= RECORDS SHOWN =
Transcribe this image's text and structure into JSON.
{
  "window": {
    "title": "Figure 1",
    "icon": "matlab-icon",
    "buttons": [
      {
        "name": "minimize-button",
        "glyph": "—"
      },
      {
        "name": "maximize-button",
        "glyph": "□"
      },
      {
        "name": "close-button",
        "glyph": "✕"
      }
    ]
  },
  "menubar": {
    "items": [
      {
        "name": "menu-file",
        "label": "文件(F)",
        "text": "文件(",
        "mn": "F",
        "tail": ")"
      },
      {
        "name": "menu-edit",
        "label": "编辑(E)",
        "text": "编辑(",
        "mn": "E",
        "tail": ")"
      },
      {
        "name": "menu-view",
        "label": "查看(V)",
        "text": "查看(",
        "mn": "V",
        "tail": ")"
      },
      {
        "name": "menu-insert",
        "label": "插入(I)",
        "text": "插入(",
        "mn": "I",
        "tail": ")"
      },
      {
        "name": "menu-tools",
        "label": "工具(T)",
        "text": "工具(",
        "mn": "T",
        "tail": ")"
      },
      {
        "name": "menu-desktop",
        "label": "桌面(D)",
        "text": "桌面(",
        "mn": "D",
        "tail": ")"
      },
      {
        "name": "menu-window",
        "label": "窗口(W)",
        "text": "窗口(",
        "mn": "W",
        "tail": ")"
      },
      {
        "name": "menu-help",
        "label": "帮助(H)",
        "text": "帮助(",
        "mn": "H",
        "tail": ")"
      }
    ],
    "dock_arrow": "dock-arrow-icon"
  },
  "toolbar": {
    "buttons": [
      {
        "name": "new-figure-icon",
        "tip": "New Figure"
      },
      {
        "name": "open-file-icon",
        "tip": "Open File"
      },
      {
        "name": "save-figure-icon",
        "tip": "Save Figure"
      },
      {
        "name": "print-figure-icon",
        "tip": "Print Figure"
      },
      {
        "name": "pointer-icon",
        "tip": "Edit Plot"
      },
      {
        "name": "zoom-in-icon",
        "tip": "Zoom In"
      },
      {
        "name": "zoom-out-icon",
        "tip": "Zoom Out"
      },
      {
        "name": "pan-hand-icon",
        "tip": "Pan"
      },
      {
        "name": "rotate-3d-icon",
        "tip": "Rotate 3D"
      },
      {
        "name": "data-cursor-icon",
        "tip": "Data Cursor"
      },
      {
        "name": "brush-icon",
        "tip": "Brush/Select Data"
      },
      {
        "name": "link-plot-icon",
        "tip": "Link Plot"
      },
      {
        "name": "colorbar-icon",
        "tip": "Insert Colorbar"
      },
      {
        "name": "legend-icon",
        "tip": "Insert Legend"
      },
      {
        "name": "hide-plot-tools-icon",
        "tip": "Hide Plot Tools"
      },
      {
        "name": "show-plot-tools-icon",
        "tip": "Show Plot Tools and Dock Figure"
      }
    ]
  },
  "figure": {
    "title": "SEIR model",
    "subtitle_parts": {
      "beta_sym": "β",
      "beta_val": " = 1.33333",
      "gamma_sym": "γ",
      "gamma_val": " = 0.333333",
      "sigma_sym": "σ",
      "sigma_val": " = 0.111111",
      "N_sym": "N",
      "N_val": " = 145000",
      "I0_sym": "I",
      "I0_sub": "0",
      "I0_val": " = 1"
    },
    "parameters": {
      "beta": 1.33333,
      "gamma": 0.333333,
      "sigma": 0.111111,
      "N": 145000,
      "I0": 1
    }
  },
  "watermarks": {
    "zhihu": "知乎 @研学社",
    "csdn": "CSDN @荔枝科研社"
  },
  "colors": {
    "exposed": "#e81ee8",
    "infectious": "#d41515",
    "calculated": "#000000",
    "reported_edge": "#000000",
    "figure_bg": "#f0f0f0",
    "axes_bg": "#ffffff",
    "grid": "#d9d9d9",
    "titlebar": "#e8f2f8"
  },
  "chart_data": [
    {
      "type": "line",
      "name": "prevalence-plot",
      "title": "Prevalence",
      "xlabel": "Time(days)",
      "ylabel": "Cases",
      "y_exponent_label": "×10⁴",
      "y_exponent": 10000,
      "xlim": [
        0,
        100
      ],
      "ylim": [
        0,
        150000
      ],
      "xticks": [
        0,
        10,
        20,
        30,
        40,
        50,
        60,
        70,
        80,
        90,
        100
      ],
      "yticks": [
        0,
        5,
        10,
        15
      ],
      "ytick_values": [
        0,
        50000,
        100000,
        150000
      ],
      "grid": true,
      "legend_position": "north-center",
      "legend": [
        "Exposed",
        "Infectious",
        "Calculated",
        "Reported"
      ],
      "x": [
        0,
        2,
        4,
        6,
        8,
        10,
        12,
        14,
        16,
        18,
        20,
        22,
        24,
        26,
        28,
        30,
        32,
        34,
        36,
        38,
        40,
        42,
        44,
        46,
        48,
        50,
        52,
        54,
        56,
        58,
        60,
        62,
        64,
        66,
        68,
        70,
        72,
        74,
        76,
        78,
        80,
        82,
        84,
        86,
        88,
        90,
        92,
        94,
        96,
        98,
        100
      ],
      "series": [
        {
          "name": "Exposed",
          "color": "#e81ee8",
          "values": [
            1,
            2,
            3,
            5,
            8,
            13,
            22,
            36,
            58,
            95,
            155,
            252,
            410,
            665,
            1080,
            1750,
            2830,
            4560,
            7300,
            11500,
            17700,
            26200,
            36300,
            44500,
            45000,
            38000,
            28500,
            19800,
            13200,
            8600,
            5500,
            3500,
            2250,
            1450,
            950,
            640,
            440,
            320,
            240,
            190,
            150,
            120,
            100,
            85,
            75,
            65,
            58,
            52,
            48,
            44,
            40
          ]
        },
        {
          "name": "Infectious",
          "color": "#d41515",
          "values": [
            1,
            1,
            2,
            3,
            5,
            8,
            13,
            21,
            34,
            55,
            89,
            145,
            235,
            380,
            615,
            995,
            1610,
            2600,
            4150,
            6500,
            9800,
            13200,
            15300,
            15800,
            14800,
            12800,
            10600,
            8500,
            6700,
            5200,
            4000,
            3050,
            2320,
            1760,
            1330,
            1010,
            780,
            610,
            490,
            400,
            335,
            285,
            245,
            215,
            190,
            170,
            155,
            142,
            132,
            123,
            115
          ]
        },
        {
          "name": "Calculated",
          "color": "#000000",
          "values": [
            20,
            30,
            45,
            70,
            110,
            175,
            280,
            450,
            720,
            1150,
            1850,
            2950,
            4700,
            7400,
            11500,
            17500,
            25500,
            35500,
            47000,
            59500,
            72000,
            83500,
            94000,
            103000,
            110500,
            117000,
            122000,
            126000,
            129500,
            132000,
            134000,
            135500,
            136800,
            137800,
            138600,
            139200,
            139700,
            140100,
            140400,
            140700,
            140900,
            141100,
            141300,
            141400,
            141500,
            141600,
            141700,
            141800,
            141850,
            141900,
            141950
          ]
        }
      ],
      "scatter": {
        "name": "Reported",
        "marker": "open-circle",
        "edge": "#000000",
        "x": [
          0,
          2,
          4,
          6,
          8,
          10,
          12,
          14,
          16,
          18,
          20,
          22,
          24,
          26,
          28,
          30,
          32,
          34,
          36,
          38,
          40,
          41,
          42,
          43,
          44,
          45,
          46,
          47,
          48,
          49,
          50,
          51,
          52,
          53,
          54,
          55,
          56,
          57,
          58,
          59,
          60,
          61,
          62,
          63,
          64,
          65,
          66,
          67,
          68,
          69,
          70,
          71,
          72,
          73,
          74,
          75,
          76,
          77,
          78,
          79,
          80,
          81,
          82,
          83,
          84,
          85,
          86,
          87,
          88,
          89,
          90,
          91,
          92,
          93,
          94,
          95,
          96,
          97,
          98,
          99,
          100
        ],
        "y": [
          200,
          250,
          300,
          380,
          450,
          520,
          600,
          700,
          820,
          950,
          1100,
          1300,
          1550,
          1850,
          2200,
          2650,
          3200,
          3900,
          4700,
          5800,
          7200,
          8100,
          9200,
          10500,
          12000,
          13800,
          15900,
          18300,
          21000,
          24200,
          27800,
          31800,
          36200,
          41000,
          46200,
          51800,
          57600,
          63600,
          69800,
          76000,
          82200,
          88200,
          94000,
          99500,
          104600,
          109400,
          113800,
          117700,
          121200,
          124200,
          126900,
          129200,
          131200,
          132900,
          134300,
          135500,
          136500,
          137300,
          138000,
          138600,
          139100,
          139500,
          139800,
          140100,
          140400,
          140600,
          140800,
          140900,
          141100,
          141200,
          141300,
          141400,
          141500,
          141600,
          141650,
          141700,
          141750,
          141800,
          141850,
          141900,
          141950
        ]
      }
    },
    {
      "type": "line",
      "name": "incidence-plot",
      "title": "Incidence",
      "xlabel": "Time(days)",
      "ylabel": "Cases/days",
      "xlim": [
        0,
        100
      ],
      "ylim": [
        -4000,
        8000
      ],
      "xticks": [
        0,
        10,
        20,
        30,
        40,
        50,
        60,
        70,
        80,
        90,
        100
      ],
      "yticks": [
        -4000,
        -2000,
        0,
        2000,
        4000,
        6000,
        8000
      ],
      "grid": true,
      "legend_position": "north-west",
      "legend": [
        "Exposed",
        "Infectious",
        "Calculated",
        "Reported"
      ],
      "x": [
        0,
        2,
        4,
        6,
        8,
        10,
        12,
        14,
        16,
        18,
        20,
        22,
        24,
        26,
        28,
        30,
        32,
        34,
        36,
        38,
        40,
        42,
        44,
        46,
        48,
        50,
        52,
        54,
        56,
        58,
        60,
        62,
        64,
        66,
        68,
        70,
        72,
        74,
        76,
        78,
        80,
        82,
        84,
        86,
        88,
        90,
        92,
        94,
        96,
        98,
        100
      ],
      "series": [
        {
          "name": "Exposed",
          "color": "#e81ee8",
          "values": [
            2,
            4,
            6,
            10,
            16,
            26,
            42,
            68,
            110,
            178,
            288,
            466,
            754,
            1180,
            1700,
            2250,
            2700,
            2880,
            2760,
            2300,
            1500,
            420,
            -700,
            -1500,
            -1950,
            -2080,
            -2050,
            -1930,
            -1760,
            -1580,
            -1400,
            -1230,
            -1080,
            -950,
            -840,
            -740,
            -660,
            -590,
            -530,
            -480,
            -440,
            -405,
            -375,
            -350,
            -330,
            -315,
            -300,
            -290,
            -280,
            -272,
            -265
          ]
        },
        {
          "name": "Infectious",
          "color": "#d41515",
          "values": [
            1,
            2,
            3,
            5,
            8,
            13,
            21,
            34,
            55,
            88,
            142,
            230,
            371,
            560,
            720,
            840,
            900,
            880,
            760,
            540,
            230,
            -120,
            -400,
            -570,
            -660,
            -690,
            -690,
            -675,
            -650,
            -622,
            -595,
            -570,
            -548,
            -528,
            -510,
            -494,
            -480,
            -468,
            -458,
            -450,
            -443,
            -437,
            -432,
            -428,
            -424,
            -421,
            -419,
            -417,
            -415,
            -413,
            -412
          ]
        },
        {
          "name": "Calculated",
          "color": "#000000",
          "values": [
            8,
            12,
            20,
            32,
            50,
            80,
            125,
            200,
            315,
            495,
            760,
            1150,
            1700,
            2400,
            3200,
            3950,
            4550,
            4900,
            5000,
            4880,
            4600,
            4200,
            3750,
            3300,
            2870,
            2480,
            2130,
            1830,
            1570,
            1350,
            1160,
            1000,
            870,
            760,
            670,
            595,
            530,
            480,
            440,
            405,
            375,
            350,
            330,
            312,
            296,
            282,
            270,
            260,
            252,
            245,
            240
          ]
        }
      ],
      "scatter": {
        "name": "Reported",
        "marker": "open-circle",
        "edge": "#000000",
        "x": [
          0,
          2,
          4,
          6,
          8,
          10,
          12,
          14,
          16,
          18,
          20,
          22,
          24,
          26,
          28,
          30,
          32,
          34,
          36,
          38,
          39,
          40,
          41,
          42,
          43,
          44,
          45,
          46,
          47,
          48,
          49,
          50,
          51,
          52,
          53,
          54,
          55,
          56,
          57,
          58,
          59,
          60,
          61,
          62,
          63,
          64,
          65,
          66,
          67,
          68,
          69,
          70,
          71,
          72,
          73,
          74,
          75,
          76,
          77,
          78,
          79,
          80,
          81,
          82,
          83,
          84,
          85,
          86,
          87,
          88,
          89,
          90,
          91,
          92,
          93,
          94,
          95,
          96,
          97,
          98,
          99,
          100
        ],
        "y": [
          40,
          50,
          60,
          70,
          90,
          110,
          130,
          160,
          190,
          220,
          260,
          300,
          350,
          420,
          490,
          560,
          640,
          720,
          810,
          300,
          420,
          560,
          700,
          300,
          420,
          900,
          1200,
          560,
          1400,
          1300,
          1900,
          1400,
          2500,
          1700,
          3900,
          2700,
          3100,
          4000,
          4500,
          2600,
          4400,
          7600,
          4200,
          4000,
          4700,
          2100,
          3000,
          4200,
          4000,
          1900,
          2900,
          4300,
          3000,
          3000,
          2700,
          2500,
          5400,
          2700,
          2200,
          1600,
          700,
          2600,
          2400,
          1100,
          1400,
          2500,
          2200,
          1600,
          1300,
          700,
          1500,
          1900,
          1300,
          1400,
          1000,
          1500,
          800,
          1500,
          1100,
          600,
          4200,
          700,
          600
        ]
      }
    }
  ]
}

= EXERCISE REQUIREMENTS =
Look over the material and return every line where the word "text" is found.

= RESULT OF THE TASK =
Transcribe this image's text and structure into JSON.
        "text": "文件(",
        "text": "编辑(",
        "text": "查看(",
        "text": "插入(",
        "text": "工具(",
        "text": "桌面(",
        "text": "窗口(",
        "text": "帮助(",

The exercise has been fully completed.